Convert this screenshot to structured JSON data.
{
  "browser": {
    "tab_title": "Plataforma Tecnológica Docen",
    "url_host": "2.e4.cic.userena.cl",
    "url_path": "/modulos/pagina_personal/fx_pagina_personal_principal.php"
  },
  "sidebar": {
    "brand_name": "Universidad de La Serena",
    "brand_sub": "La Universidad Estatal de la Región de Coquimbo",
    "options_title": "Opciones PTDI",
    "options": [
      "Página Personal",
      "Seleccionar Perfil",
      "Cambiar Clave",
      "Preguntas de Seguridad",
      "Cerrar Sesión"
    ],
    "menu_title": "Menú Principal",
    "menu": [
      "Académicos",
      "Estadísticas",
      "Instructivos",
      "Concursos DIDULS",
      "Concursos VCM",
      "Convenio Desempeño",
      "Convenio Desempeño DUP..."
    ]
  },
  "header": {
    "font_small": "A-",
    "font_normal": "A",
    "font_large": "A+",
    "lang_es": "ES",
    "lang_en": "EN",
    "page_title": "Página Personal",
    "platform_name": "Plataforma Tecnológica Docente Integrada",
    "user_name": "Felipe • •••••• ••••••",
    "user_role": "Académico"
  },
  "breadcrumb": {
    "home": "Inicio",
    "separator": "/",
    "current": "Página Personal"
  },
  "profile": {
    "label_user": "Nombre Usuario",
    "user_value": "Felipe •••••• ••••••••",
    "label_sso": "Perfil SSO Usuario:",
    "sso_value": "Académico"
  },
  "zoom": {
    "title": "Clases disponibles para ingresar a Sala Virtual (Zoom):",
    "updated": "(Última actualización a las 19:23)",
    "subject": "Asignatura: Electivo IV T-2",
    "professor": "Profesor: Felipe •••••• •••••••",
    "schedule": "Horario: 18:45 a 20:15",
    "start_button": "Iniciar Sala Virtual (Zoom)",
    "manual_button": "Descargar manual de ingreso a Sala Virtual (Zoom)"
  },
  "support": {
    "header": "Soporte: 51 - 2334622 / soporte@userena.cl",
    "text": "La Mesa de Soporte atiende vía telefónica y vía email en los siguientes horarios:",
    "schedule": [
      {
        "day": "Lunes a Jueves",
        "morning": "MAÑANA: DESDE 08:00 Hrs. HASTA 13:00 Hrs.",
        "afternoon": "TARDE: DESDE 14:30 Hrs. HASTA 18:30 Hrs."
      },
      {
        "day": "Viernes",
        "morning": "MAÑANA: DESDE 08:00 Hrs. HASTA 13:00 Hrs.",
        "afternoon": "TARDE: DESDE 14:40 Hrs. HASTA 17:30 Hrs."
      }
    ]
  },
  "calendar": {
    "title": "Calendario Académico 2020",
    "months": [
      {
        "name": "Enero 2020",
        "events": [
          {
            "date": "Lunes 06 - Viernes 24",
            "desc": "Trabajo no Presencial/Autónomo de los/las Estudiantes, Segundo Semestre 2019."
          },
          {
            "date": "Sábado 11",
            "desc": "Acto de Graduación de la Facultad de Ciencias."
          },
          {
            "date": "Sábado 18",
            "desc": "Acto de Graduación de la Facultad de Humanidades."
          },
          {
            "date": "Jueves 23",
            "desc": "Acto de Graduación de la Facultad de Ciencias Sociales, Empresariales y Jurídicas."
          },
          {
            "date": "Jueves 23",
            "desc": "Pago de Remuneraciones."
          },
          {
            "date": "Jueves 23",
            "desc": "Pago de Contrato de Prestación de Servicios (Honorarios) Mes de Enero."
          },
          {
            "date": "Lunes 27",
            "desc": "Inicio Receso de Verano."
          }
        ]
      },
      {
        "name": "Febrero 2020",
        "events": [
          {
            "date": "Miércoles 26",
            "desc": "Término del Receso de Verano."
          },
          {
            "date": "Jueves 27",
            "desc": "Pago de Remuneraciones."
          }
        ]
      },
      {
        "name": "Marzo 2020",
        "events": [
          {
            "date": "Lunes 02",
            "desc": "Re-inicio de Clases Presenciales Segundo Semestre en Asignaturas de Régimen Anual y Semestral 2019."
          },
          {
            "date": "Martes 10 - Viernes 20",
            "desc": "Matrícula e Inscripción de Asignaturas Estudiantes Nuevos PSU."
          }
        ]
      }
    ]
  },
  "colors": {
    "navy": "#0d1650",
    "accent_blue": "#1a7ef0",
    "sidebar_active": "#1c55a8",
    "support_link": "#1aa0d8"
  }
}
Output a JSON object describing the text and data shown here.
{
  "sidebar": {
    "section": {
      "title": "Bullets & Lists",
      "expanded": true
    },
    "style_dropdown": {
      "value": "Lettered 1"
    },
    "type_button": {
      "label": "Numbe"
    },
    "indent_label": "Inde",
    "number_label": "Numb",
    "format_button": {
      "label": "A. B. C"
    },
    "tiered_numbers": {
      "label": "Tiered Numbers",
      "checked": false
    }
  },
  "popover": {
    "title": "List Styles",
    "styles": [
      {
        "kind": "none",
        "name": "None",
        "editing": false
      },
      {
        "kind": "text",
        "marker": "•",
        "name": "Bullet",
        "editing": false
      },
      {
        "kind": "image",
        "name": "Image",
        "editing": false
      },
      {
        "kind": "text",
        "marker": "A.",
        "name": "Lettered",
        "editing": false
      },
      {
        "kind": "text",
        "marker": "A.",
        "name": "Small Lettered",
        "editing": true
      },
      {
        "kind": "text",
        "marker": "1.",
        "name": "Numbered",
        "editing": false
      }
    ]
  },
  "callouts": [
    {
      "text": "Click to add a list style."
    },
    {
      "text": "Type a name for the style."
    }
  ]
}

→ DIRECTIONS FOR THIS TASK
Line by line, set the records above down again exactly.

→ RESPONSE
Convert this screenshot to structured JSON data.
{
  "browser": {
    "tab_title": "Plataforma Tecnológica Docen",
    "url_host": "2.e4.cic.userena.cl",
    "url_path": "/modulos/pagina_personal/fx_pagina_personal_principal.php"
  },
  "sidebar": {
    "brand_name": "Universidad de La Serena",
    "brand_sub": "La Universidad Estatal de la Región de Coquimbo",
    "options_title": "Opciones PTDI",
    "options": [
      "Página Personal",
      "Seleccionar Perfil",
      "Cambiar Clave",
      "Preguntas de Seguridad",
      "Cerrar Sesión"
    ],
    "menu_title": "Menú Principal",
    "menu": [
      "Académicos",
      "Estadísticas",
      "Instructivos",
      "Concursos DIDULS",
      "Concursos VCM",
      "Convenio Desempeño",
      "Convenio Desempeño DUP..."
    ]
  },
  "header": {
    "font_small": "A-",
    "font_normal": "A",
    "font_large": "A+",
    "lang_es": "ES",
    "lang_en": "EN",
    "page_title": "Página Personal",
    "platform_name": "Plataforma Tecnológica Docente Integrada",
    "user_name": "Felipe • •••••• ••••••",
    "user_role": "Académico"
  },
  "breadcrumb": {
    "home": "Inicio",
    "separator": "/",
    "current": "Página Personal"
  },
  "profile": {
    "label_user": "Nombre Usuario",
    "user_value": "Felipe •••••• ••••••••",
    "label_sso": "Perfil SSO Usuario:",
    "sso_value": "Académico"
  },
  "zoom": {
    "title": "Clases disponibles para ingresar a Sala Virtual (Zoom):",
    "updated": "(Última actualización a las 19:23)",
    "subject": "Asignatura: Electivo IV T-2",
    "professor": "Profesor: Felipe •••••• •••••••",
    "schedule": "Horario: 18:45 a 20:15",
    "start_button": "Iniciar Sala Virtual (Zoom)",
    "manual_button": "Descargar manual de ingreso a Sala Virtual (Zoom)"
  },
  "support": {
    "header": "Soporte: 51 - 2334622 / soporte@userena.cl",
    "text": "La Mesa de Soporte atiende vía telefónica y vía email en los siguientes horarios:",
    "schedule": [
      {
        "day": "Lunes a Jueves",
        "morning": "MAÑANA: DESDE 08:00 Hrs. HASTA 13:00 Hrs.",
        "afternoon": "TARDE: DESDE 14:30 Hrs. HASTA 18:30 Hrs."
      },
      {
        "day": "Viernes",
        "morning": "MAÑANA: DESDE 08:00 Hrs. HASTA 13:00 Hrs.",
        "afternoon": "TARDE: DESDE 14:40 Hrs. HASTA 17:30 Hrs."
      }
    ]
  },
  "calendar": {
    "title": "Calendario Académico 2020",
    "months": [
      {
        "name": "Enero 2020",
        "events": [
          {
            "date": "Lunes 06 - Viernes 24",
            "desc": "Trabajo no Presencial/Autónomo de los/las Estudiantes, Segundo Semestre 2019."
          },
          {
            "date": "Sábado 11",
            "desc": "Acto de Graduación de la Facultad de Ciencias."
          },
          {
            "date": "Sábado 18",
            "desc": "Acto de Graduación de la Facultad de Humanidades."
          },
          {
            "date": "Jueves 23",
            "desc": "Acto de Graduación de la Facultad de Ciencias Sociales, Empresariales y Jurídicas."
          },
          {
            "date": "Jueves 23",
            "desc": "Pago de Remuneraciones."
          },
          {
            "date": "Jueves 23",
            "desc": "Pago de Contrato de Prestación de Servicios (Honorarios) Mes de Enero."
          },
          {
            "date": "Lunes 27",
            "desc": "Inicio Receso de Verano."
          }
        ]
      },
      {
        "name": "Febrero 2020",
        "events": [
          {
            "date": "Miércoles 26",
            "desc": "Término del Receso de Verano."
          },
          {
            "date": "Jueves 27",
            "desc": "Pago de Remuneraciones."
          }
        ]
      },
      {
        "name": "Marzo 2020",
        "events": [
          {
            "date": "Lunes 02",
            "desc": "Re-inicio de Clases Presenciales Segundo Semestre en Asignaturas de Régimen Anual y Semestral 2019."
          },
          {
            "date": "Martes 10 - Viernes 20",
            "desc": "Matrícula e Inscripción de Asignaturas Estudiantes Nuevos PSU."
          }
        ]
      }
    ]
  },
  "colors": {
    "navy": "#0d1650",
    "accent_blue": "#1a7ef0",
    "sidebar_active": "#1c55a8",
    "support_link": "#1aa0d8"
  }
}
Output a JSON object describing the text and data shown here.
{
  "sidebar": {
    "section": {
      "title": "Bullets & Lists",
      "expanded": true
    },
    "style_dropdown": {
      "value": "Lettered 1"
    },
    "type_button": {
      "label": "Numbe"
    },
    "indent_label": "Inde",
    "number_label": "Numb",
    "format_button": {
      "label": "A. B. C"
    },
    "tiered_numbers": {
      "label": "Tiered Numbers",
      "checked": false
    }
  },
  "popover": {
    "title": "List Styles",
    "styles": [
      {
        "kind": "none",
        "name": "None",
        "editing": false
      },
      {
        "kind": "text",
        "marker": "•",
        "name": "Bullet",
        "editing": false
      },
      {
        "kind": "image",
        "name": "Image",
        "editing": false
      },
      {
        "kind": "text",
        "marker": "A.",
        "name": "Lettered",
        "editing": false
      },
      {
        "kind": "text",
        "marker": "A.",
        "name": "Small Lettered",
        "editing": true
      },
      {
        "kind": "text",
        "marker": "1.",
        "name": "Numbered",
        "editing": false
      }
    ]
  },
  "callouts": [
    {
      "text": "Click to add a list style."
    },
    {
      "text": "Type a name for the style."
    }
  ]
}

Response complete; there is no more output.